What the task requires ▸
Copy every record word for word. Pictures are not part of the copy.

━━━━━━━━

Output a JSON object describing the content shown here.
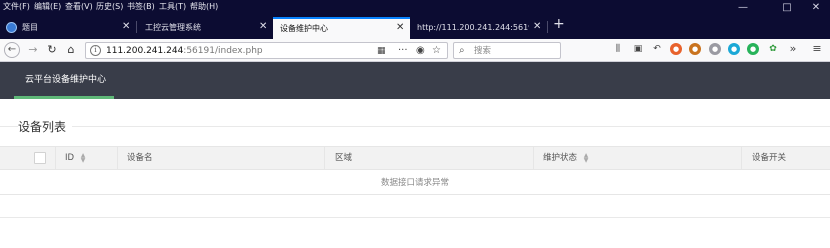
{
  "menubar": {
    "items": [
      "文件(F)",
      "编辑(E)",
      "查看(V)",
      "历史(S)",
      "书签(B)",
      "工具(T)",
      "帮助(H)"
    ]
  },
  "window_controls": {
    "minimize": "—",
    "maximize": "□",
    "close": "✕"
  },
  "tabs": [
    {
      "title": "题目",
      "icon": "globe-icon",
      "active": false
    },
    {
      "title": "工控云管理系统",
      "active": false
    },
    {
      "title": "设备维护中心",
      "active": true
    },
    {
      "title": "http://111.200.241.244:56191/",
      "active": false
    }
  ],
  "new_tab": "+",
  "address": {
    "host": "111.200.241.244",
    "rest": ":56191/index.php"
  },
  "search": {
    "placeholder": "搜索"
  },
  "toolbar_icons": [
    "library-icon",
    "sidebar-icon",
    "history-back-icon",
    "extension-orange-icon",
    "cookie-icon",
    "extension-gray-icon",
    "extension-cyan-icon",
    "extension-green-icon",
    "extension-leaf-icon",
    "overflow-icon",
    "menu-icon"
  ],
  "colors": {
    "chrome_bg": "#0c0c32",
    "header_bg": "#393d49",
    "accent_green": "#5fb878",
    "tab_accent": "#0a84ff"
  },
  "app": {
    "nav_item": "云平台设备维护中心"
  },
  "page": {
    "title": "设备列表"
  },
  "table": {
    "columns": [
      {
        "label": "ID",
        "sortable": true
      },
      {
        "label": "设备名",
        "sortable": false
      },
      {
        "label": "区域",
        "sortable": false
      },
      {
        "label": "维护状态",
        "sortable": true
      },
      {
        "label": "设备开关",
        "sortable": false
      }
    ],
    "empty_message": "数据接口请求异常"
  }
}
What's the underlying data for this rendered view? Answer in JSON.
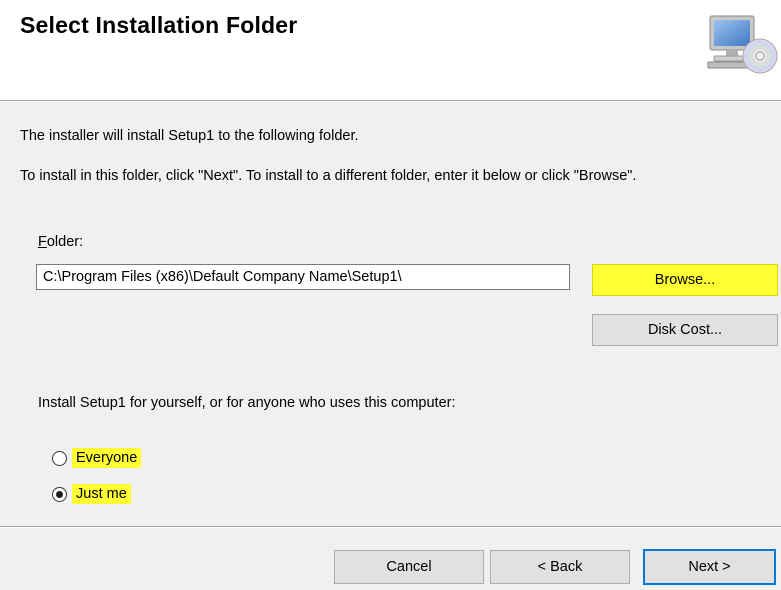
{
  "header": {
    "title": "Select Installation Folder",
    "icon": "computer-cd-icon"
  },
  "body": {
    "intro_line1": "The installer will install Setup1 to the following folder.",
    "intro_line2": "To install in this folder, click \"Next\". To install to a different folder, enter it below or click \"Browse\".",
    "folder_label_accel": "F",
    "folder_label_rest": "older:",
    "folder_value": "C:\\Program Files (x86)\\Default Company Name\\Setup1\\",
    "browse_label": "Browse...",
    "disk_cost_label": "Disk Cost...",
    "install_for_question": "Install Setup1 for yourself, or for anyone who uses this computer:",
    "options": [
      {
        "label": "Everyone",
        "selected": false
      },
      {
        "label": "Just me",
        "selected": true
      }
    ]
  },
  "footer": {
    "cancel_label": "Cancel",
    "back_label": "< Back",
    "next_label": "Next >"
  },
  "colors": {
    "highlight": "#ffff33",
    "dialog_bg": "#f0f0f0",
    "default_button_border": "#0078d7"
  }
}
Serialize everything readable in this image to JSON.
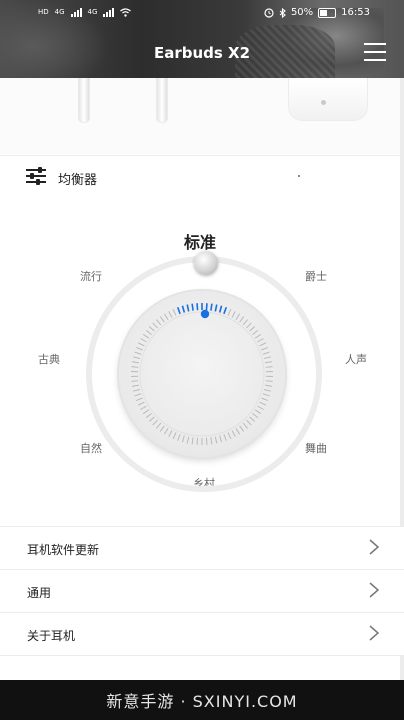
{
  "status_bar": {
    "network_tags": [
      "HD",
      "HD"
    ],
    "network_types": [
      "4G",
      "4G"
    ],
    "battery": "50%",
    "time": "16:53"
  },
  "app": {
    "title": "Earbuds X2"
  },
  "equalizer": {
    "section_title": "均衡器",
    "selected_preset": "标准",
    "presets": {
      "pop": "流行",
      "jazz": "爵士",
      "classical": "古典",
      "vocal": "人声",
      "natural": "自然",
      "dance": "舞曲",
      "country": "乡村"
    }
  },
  "settings_list": [
    {
      "label": "耳机软件更新"
    },
    {
      "label": "通用"
    },
    {
      "label": "关于耳机"
    }
  ],
  "watermark": "新意手游 · SXINYI.COM",
  "icons": [
    "menu-icon",
    "equalizer-sliders-icon",
    "chevron-right-icon",
    "battery-icon",
    "signal-icon",
    "wifi-icon",
    "alarm-icon",
    "bluetooth-icon"
  ],
  "colors": {
    "accent": "#1a6fe0",
    "header_bg": "#3a3a3a"
  }
}
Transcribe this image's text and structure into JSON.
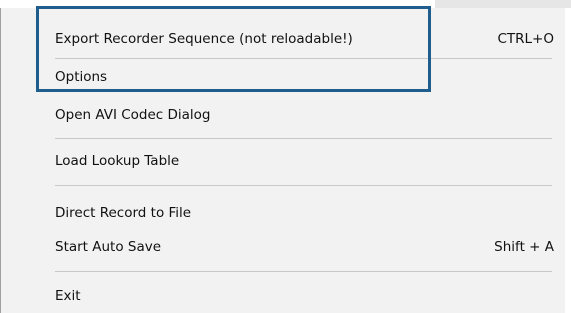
{
  "menu": {
    "items": [
      {
        "label": "Export Recorder Sequence (not reloadable!)",
        "shortcut": "CTRL+O"
      },
      {
        "label": "Options",
        "shortcut": ""
      },
      {
        "label": "Open AVI Codec Dialog",
        "shortcut": ""
      },
      {
        "label": "Load Lookup Table",
        "shortcut": ""
      },
      {
        "label": "Direct Record to File",
        "shortcut": ""
      },
      {
        "label": "Start Auto Save",
        "shortcut": "Shift + A"
      },
      {
        "label": "Exit",
        "shortcut": ""
      }
    ]
  },
  "colors": {
    "menu_background": "#f2f2f2",
    "highlight_border": "#1e5d8c",
    "separator": "#c8c8c8"
  }
}
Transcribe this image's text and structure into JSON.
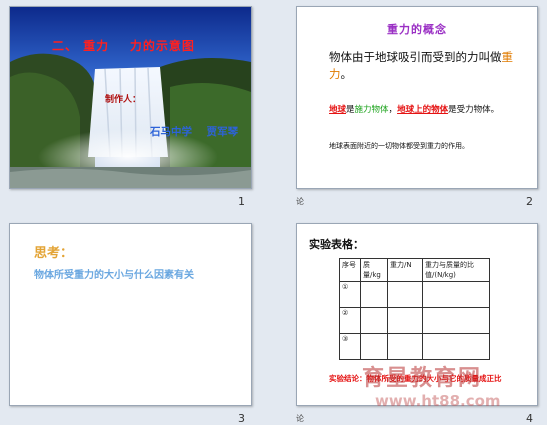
{
  "slides": [
    {
      "number": "1",
      "title": "二、 重力    力的示意图",
      "subtitle": "制作人：",
      "author": "石马中学    贾军琴"
    },
    {
      "number": "2",
      "title": "重力的概念",
      "definition_prefix": "物体由于地球吸引而受到的力叫做",
      "definition_highlight": "重力",
      "definition_suffix": "。",
      "relation_part1": "地球",
      "relation_part2": "是",
      "relation_part3": "施力物体",
      "relation_part4": "，",
      "relation_part5": "地球上的物体",
      "relation_part6": "是受力物体。",
      "note": "地球表面附近的一切物体都受到重力的作用。",
      "footer": "论"
    },
    {
      "number": "3",
      "think": "思考：",
      "question": "物体所受重力的大小与什么因素有关"
    },
    {
      "number": "4",
      "heading": "实验表格：",
      "table_headers": [
        "序号",
        "质量/kg",
        "重力/N",
        "重力与质量的比值/(N/kg)"
      ],
      "table_rows": [
        "①",
        "②",
        "③"
      ],
      "conclusion": "实验结论：物体所受的重力的大小与它的质量成正比",
      "footer": "论"
    }
  ],
  "watermark": "育星教育网",
  "watermark_url": "www.ht88.com",
  "colors": {
    "title_red": "#ff2020",
    "author_blue": "#2d63d8",
    "concept_purple": "#9a2fc4",
    "highlight_orange": "#e07b00",
    "think_gold": "#e3a436",
    "question_blue": "#6aa7e0",
    "conclusion_red": "#e51212"
  }
}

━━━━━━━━

Response to the task ▸
Output a JSON object describing the content shown here.
{
  "menubar": {
    "items": [
      "文件(F)",
      "编辑(E)",
      "查看(V)",
      "历史(S)",
      "书签(B)",
      "工具(T)",
      "帮助(H)"
    ]
  },
  "window_controls": {
    "minimize": "—",
    "maximize": "□",
    "close": "✕"
  },
  "tabs": [
    {
      "title": "题目",
      "icon": "globe-icon",
      "active": false
    },
    {
      "title": "工控云管理系统",
      "active": false
    },
    {
      "title": "设备维护中心",
      "active": true
    },
    {
      "title": "http://111.200.241.244:56191/",
      "active": false
    }
  ],
  "new_tab": "+",
  "address": {
    "host": "111.200.241.244",
    "rest": ":56191/index.php"
  },
  "search": {
    "placeholder": "搜索"
  },
  "toolbar_icons": [
    "library-icon",
    "sidebar-icon",
    "history-back-icon",
    "extension-orange-icon",
    "cookie-icon",
    "extension-gray-icon",
    "extension-cyan-icon",
    "extension-green-icon",
    "extension-leaf-icon",
    "overflow-icon",
    "menu-icon"
  ],
  "colors": {
    "chrome_bg": "#0c0c32",
    "header_bg": "#393d49",
    "accent_green": "#5fb878",
    "tab_accent": "#0a84ff"
  },
  "app": {
    "nav_item": "云平台设备维护中心"
  },
  "page": {
    "title": "设备列表"
  },
  "table": {
    "columns": [
      {
        "label": "ID",
        "sortable": true
      },
      {
        "label": "设备名",
        "sortable": false
      },
      {
        "label": "区域",
        "sortable": false
      },
      {
        "label": "维护状态",
        "sortable": true
      },
      {
        "label": "设备开关",
        "sortable": false
      }
    ],
    "empty_message": "数据接口请求异常"
  }
}
What's the underlying data for this rendered view? Answer in JSON.
{
  "header": {
    "title": "Select Installation Folder",
    "icon": "computer-cd-icon"
  },
  "body": {
    "intro_line1": "The installer will install Setup1 to the following folder.",
    "intro_line2": "To install in this folder, click \"Next\". To install to a different folder, enter it below or click \"Browse\".",
    "folder_label_accel": "F",
    "folder_label_rest": "older:",
    "folder_value": "C:\\Program Files (x86)\\Default Company Name\\Setup1\\",
    "browse_label": "Browse...",
    "disk_cost_label": "Disk Cost...",
    "install_for_question": "Install Setup1 for yourself, or for anyone who uses this computer:",
    "options": [
      {
        "label": "Everyone",
        "selected": false
      },
      {
        "label": "Just me",
        "selected": true
      }
    ]
  },
  "footer": {
    "cancel_label": "Cancel",
    "back_label": "< Back",
    "next_label": "Next >"
  },
  "colors": {
    "highlight": "#ffff33",
    "dialog_bg": "#f0f0f0",
    "default_button_border": "#0078d7"
  }
}
Serialize everything readable in this image to JSON.
{
  "status_bar": {
    "network_tags": [
      "HD",
      "HD"
    ],
    "network_types": [
      "4G",
      "4G"
    ],
    "battery": "50%",
    "time": "16:53"
  },
  "app": {
    "title": "Earbuds X2"
  },
  "equalizer": {
    "section_title": "均衡器",
    "selected_preset": "标准",
    "presets": {
      "pop": "流行",
      "jazz": "爵士",
      "classical": "古典",
      "vocal": "人声",
      "natural": "自然",
      "dance": "舞曲",
      "country": "乡村"
    }
  },
  "settings_list": [
    {
      "label": "耳机软件更新"
    },
    {
      "label": "通用"
    },
    {
      "label": "关于耳机"
    }
  ],
  "watermark": "新意手游 · SXINYI.COM",
  "icons": [
    "menu-icon",
    "equalizer-sliders-icon",
    "chevron-right-icon",
    "battery-icon",
    "signal-icon",
    "wifi-icon",
    "alarm-icon",
    "bluetooth-icon"
  ],
  "colors": {
    "accent": "#1a6fe0",
    "header_bg": "#3a3a3a"
  }
}
Transcribe this image's text and structure into JSON.
{
  "menu": {
    "items": [
      {
        "label": "Export Recorder Sequence (not reloadable!)",
        "shortcut": "CTRL+O"
      },
      {
        "label": "Options",
        "shortcut": ""
      },
      {
        "label": "Open AVI Codec Dialog",
        "shortcut": ""
      },
      {
        "label": "Load Lookup Table",
        "shortcut": ""
      },
      {
        "label": "Direct Record to File",
        "shortcut": ""
      },
      {
        "label": "Start Auto Save",
        "shortcut": "Shift + A"
      },
      {
        "label": "Exit",
        "shortcut": ""
      }
    ]
  },
  "colors": {
    "menu_background": "#f2f2f2",
    "highlight_border": "#1e5d8c",
    "separator": "#c8c8c8"
  }
}
Transcribe this image's text and structure into JSON.
{
  "slides": [
    {
      "number": "1",
      "title": "二、 重力    力的示意图",
      "subtitle": "制作人：",
      "author": "石马中学    贾军琴"
    },
    {
      "number": "2",
      "title": "重力的概念",
      "definition_prefix": "物体由于地球吸引而受到的力叫做",
      "definition_highlight": "重力",
      "definition_suffix": "。",
      "relation_part1": "地球",
      "relation_part2": "是",
      "relation_part3": "施力物体",
      "relation_part4": "，",
      "relation_part5": "地球上的物体",
      "relation_part6": "是受力物体。",
      "note": "地球表面附近的一切物体都受到重力的作用。",
      "footer": "论"
    },
    {
      "number": "3",
      "think": "思考：",
      "question": "物体所受重力的大小与什么因素有关"
    },
    {
      "number": "4",
      "heading": "实验表格：",
      "table_headers": [
        "序号",
        "质量/kg",
        "重力/N",
        "重力与质量的比值/(N/kg)"
      ],
      "table_rows": [
        "①",
        "②",
        "③"
      ],
      "conclusion": "实验结论：物体所受的重力的大小与它的质量成正比",
      "footer": "论"
    }
  ],
  "watermark": "育星教育网",
  "watermark_url": "www.ht88.com",
  "colors": {
    "title_red": "#ff2020",
    "author_blue": "#2d63d8",
    "concept_purple": "#9a2fc4",
    "highlight_orange": "#e07b00",
    "think_gold": "#e3a436",
    "question_blue": "#6aa7e0",
    "conclusion_red": "#e51212"
  }
}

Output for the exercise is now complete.